Material to process Start Marker

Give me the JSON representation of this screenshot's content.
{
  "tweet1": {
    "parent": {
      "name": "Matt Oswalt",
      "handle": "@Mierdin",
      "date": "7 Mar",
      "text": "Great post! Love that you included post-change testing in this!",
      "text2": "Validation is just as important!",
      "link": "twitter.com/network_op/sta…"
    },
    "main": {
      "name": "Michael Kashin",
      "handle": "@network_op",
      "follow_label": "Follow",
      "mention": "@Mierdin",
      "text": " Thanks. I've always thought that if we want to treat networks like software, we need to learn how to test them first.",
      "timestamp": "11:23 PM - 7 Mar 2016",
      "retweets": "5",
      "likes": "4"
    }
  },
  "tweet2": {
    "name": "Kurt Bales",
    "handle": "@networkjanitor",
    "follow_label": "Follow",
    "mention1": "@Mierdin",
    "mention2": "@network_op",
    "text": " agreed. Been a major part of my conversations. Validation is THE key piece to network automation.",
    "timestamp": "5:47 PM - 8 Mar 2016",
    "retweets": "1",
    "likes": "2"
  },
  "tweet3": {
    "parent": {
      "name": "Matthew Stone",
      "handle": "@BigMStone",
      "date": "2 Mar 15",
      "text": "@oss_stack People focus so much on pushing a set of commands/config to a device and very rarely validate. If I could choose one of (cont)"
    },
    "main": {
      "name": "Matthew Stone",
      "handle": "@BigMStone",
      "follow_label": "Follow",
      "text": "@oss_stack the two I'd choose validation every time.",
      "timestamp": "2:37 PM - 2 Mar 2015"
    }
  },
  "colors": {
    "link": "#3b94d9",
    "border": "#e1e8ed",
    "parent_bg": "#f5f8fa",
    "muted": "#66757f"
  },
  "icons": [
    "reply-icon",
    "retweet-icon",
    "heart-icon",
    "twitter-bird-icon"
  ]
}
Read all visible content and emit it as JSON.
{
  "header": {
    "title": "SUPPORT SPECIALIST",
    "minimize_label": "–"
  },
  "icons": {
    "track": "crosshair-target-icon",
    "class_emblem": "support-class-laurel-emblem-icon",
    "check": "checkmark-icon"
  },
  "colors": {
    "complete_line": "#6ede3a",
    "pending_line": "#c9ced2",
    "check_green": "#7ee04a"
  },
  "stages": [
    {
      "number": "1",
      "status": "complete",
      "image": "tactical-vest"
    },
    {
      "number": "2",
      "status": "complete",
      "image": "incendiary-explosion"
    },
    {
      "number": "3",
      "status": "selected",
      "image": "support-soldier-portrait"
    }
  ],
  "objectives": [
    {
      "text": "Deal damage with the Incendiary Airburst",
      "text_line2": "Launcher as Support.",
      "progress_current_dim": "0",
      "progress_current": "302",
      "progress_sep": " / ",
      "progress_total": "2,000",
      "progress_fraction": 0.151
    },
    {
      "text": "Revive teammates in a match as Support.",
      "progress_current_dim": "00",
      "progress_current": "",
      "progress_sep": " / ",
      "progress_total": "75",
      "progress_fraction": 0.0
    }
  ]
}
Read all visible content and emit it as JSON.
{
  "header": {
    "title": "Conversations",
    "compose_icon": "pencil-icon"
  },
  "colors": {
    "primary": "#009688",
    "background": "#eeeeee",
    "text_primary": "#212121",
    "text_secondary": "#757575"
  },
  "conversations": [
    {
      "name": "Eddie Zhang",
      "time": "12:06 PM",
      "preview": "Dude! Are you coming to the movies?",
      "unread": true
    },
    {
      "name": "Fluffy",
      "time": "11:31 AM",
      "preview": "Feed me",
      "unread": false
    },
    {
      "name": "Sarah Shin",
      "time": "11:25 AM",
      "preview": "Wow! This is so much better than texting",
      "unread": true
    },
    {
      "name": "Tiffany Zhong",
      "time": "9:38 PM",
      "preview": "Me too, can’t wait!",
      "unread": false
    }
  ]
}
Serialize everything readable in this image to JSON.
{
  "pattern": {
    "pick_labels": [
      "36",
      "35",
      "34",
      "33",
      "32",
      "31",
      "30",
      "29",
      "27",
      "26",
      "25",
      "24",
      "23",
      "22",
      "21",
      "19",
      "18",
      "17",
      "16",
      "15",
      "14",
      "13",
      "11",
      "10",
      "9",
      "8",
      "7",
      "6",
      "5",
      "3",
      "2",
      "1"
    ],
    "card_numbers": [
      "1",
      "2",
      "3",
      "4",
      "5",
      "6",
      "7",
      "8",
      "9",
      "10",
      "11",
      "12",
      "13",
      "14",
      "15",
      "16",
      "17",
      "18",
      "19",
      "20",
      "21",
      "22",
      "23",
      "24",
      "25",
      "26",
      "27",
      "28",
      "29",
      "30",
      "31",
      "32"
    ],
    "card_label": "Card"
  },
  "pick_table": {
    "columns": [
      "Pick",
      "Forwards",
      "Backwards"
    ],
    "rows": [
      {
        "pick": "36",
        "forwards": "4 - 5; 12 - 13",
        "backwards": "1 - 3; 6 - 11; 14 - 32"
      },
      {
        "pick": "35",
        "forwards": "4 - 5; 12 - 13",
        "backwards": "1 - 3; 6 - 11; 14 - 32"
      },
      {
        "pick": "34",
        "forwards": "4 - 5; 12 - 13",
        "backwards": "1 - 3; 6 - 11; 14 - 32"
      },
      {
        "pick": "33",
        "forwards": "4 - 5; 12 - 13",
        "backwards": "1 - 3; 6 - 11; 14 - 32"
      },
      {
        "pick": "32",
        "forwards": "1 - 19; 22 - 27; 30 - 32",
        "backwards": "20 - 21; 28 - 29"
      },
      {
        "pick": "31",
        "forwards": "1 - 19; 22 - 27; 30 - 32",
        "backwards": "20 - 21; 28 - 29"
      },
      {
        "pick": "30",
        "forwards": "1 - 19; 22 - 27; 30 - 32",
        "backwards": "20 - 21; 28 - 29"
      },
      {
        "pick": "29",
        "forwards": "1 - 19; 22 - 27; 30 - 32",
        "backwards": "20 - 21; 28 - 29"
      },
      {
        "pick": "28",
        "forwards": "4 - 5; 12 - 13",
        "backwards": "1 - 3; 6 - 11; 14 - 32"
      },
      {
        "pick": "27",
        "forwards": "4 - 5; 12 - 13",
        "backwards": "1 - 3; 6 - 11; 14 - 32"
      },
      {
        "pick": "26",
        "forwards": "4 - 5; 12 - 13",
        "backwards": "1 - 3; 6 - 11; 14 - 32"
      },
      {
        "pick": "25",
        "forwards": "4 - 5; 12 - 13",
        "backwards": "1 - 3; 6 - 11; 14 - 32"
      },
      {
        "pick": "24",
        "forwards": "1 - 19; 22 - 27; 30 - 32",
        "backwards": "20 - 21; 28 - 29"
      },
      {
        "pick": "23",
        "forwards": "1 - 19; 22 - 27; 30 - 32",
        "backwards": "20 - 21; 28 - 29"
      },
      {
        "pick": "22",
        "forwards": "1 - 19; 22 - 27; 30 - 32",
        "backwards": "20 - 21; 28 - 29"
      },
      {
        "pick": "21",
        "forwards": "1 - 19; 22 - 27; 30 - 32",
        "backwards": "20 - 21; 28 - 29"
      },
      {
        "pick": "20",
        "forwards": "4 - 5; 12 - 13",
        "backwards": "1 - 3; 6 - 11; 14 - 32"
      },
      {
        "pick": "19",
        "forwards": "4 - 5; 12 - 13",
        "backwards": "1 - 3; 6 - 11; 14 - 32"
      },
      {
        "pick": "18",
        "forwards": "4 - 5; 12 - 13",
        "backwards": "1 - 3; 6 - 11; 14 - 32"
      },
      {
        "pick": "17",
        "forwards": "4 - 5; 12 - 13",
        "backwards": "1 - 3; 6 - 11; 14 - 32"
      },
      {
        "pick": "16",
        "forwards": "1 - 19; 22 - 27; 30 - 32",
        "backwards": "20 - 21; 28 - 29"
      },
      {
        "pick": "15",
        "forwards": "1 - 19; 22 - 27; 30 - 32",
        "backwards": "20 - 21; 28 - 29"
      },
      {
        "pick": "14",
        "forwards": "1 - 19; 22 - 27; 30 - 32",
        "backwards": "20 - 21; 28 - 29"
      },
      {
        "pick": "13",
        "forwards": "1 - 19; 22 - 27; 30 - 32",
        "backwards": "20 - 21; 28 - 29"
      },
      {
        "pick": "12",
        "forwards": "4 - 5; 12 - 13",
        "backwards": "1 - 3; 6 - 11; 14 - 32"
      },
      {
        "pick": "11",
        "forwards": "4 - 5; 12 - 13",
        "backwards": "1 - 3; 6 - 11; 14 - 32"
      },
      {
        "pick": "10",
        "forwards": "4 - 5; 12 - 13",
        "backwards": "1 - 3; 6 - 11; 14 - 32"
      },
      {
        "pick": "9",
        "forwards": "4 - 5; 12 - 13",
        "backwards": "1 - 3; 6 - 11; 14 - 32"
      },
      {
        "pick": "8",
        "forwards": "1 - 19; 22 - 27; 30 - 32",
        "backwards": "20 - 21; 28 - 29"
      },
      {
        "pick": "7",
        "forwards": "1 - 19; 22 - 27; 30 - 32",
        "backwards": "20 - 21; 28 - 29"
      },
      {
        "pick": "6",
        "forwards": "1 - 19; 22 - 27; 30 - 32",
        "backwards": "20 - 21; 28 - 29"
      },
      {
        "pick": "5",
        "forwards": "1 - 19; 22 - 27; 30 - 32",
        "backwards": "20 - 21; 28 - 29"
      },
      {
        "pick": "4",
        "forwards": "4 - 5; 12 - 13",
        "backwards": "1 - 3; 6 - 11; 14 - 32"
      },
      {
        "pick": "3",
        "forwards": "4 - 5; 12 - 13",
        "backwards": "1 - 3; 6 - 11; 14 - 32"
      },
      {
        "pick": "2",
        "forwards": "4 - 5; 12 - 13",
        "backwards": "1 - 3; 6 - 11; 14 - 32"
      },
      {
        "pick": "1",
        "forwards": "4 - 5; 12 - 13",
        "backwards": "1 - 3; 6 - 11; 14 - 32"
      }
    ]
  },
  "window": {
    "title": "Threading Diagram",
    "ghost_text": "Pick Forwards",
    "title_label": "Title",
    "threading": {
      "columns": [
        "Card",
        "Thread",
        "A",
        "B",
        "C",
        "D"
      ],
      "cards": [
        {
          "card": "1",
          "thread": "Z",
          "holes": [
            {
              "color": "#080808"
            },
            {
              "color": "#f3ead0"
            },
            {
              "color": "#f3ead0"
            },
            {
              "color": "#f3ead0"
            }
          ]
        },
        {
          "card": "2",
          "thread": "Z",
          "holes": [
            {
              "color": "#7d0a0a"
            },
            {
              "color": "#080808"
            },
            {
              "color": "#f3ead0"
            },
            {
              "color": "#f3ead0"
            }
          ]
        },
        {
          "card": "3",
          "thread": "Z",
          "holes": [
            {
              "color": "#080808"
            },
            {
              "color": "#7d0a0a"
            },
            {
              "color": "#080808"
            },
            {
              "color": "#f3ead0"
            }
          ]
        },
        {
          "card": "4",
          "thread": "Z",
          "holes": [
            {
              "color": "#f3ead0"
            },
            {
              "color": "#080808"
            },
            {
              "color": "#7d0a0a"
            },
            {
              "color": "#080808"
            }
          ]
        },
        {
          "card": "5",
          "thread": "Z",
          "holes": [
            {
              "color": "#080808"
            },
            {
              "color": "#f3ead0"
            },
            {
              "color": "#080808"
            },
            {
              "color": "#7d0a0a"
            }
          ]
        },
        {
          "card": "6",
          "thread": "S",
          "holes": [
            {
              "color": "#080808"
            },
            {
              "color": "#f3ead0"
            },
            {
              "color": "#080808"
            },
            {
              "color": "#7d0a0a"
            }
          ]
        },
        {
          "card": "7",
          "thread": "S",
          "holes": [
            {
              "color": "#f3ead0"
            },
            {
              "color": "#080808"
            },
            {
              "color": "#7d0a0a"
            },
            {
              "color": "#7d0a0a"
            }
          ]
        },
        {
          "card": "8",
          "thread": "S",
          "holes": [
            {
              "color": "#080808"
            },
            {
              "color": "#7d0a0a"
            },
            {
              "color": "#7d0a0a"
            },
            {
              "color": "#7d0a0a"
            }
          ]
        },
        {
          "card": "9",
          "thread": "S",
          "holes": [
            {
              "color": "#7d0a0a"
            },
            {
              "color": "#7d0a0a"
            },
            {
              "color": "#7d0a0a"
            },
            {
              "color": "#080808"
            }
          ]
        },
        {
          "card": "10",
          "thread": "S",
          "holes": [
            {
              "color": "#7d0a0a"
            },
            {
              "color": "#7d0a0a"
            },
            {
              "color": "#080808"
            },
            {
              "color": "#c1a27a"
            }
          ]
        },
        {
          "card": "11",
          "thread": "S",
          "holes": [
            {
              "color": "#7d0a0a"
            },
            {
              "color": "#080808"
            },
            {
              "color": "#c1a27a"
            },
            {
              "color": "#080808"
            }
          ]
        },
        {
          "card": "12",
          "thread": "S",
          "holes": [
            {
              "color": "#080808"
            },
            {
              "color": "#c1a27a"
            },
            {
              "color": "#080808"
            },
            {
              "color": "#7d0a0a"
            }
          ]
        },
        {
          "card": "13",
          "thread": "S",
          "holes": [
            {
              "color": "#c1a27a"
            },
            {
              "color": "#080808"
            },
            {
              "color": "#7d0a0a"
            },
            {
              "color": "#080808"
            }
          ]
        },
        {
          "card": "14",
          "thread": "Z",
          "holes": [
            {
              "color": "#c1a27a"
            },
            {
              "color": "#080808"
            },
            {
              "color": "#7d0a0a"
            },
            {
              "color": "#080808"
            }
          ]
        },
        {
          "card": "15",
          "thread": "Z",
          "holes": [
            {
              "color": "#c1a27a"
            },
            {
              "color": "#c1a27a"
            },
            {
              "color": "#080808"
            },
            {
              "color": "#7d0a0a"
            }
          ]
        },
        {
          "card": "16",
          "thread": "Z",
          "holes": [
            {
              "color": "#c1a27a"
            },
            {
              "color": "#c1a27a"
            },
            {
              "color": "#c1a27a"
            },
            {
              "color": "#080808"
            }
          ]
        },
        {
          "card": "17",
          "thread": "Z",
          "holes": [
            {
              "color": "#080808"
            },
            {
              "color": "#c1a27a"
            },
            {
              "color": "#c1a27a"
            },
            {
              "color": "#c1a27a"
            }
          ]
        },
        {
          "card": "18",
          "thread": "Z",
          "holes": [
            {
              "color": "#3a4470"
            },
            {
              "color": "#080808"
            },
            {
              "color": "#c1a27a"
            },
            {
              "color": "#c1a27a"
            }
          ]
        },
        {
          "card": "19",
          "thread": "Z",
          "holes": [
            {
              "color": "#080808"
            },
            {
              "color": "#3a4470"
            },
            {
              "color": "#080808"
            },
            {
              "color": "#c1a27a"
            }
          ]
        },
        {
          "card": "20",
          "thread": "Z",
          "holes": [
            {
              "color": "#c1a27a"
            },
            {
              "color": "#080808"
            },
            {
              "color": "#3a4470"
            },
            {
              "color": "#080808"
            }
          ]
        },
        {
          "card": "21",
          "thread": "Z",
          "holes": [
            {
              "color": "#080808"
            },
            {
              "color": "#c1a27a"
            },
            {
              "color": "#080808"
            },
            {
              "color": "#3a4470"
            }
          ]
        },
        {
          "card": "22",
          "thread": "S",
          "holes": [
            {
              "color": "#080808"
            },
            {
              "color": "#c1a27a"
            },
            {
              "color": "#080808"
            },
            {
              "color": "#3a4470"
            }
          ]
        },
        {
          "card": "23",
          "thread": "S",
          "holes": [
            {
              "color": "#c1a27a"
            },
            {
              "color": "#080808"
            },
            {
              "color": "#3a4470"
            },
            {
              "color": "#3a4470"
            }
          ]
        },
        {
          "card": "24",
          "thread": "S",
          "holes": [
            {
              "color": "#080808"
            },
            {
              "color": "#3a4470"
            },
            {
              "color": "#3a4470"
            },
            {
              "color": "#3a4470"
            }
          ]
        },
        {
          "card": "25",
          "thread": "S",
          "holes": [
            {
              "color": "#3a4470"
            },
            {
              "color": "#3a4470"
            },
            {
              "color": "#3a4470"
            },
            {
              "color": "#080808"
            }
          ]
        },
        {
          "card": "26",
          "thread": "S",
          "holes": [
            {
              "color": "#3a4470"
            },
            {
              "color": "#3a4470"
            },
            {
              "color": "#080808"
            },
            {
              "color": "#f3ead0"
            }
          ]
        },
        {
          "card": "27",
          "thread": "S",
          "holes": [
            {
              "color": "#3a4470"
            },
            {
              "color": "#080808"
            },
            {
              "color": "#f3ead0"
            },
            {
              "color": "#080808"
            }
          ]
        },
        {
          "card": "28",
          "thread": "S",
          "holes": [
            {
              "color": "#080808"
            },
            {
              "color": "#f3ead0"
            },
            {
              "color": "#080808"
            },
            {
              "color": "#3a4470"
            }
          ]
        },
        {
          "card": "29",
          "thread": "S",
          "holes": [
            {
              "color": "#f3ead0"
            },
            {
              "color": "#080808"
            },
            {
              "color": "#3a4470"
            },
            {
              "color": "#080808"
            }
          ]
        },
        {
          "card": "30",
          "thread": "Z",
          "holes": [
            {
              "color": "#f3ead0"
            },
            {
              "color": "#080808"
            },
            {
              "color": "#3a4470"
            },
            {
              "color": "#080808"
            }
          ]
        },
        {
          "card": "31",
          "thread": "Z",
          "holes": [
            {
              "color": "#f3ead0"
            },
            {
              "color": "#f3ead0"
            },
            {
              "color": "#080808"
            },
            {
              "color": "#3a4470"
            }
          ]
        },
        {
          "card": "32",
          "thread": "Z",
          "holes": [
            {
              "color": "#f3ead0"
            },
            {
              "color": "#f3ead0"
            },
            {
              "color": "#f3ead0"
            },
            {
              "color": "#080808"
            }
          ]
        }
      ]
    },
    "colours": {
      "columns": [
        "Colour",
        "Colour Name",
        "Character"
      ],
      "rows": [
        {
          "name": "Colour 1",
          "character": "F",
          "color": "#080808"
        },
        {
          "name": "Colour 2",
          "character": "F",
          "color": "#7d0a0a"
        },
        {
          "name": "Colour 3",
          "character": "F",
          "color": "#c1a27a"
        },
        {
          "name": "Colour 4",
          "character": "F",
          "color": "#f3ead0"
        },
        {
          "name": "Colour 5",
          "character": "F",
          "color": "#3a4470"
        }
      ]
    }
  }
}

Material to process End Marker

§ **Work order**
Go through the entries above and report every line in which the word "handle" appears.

§ **Answer box**
      "handle": "@Mierdin",
      "handle": "@network_op",
    "handle": "@networkjanitor",
      "handle": "@BigMStone",
      "handle": "@BigMStone",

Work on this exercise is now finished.